birth defects were and are an avoidable tragedy. DU munitions and armored
vehicles are currently being deployed in Bosnia, in what could become yet
another international human health and environmental catastrophe, and DU
ammunition has already been used in that conflict. The recent Army report
on DU sanctions both its use and its proliferation, despite the
consequences 1.

1: DU in Bosnia: The 160 M1A1 tanks sent to Bosnia use DU ammunition. Their
presence is confirmed in the December 25, 1995, edition of Army Times.
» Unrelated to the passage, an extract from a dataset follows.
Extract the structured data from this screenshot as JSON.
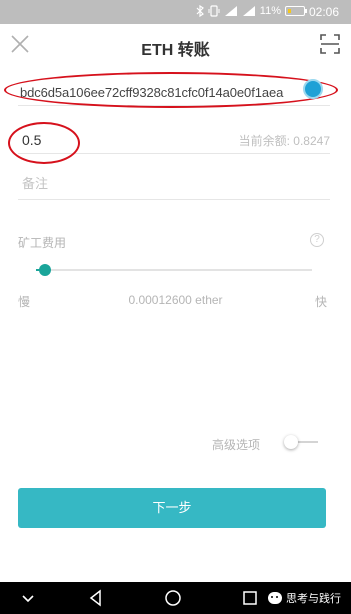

DU
has already been used in that conflict: See Associated Press report by
David Crary published in the Planesburgh, NY, Press Republican of August 6,
1994: ;Two U.S. A-10s destroyed the [Bosnian Serb] M-78 mobile 'tank
buster'...; DU can also be considered in the context of the history of the
U.S. military's use of its own troops to test such things as chemical
weapons (mustard gas, for example) and psychotropic drugs.

... Although the Army has developed safety procedures and publications for
dealing with DU, these were seldom, if ever, put into practice in the Gulf
War. The AEPI report, on page 81, concedes that the 144th Army National
Guard Service and Supply Company was allowed to proceed with battlefield
cleanup for three weeks before these materials were introduced. Pages 81-85
document the overall lack of precautions. Gulf War soldiers and field
commanders declare that they were never warned that DU is radioactive: in
fact, General Calvin Waller told NBC's ;Dateline; that neither he nor
General Norman Schwartzkopf were ever told about the health hazards of DU.
Early information suggests that troops deployed in Bosnia with DU-armored
tanks and personnel carriers and DU rounds are also unaware they are at
risk from DU exposure, and the Bosnian government has not been advised of
the risk.

...There is no safe way to use DU, and a very basic question is why
something considered to be hazardous radioactive and chemical waste in all
other circumstances is considered safe in battlefield conditions. As the
AEPI admits on page 78, ;As much as 70 percent of a DU penetrator can be
aerosolized when it strikes a tank (Fliszar et al., 1989). Aerosols
containing DU oxides may contaminate the area downwind. DU fragments may
also contaminate the soil around the struck vehicles.; DU munitions
aerosolize when used, DU tank armor can aerosolize when struck, and there
are many paths by which the resulting particles may enter the body: by
inhalation, ingestion, or through open wounds. On page 101, the AEPI also
concedes, ;If DU enters the body, it has the potential to generate
significant medical consequences. The risks associated with DU in the body
are both chemical and radiological.....S Once inside the human body,
uranium particles tend to stay, causing illnesses such as lung cancer and
kidney disease that often take decades to manifest. According to pioneering
radiation biomedical researcher Dr. J. W. Gofman, particles of uranium
smaller than 5 micron in diameter can become permanently trapped in the
lungs. Leonard A. Dietz, former Knolls Atomic Power Laboratory scientist
has estimated that a trapped, single uranium oxide particle of this size
can expose the surrounding lung tissue to approximately 1,360 rem per year.
This is 8,000 times the annual radiation dosage permitted by federal
regulations for whole body exposure to the general public. Particles not
trapped in the respiratory system may be ingested and find their way into
the kidneys and reproductive organs.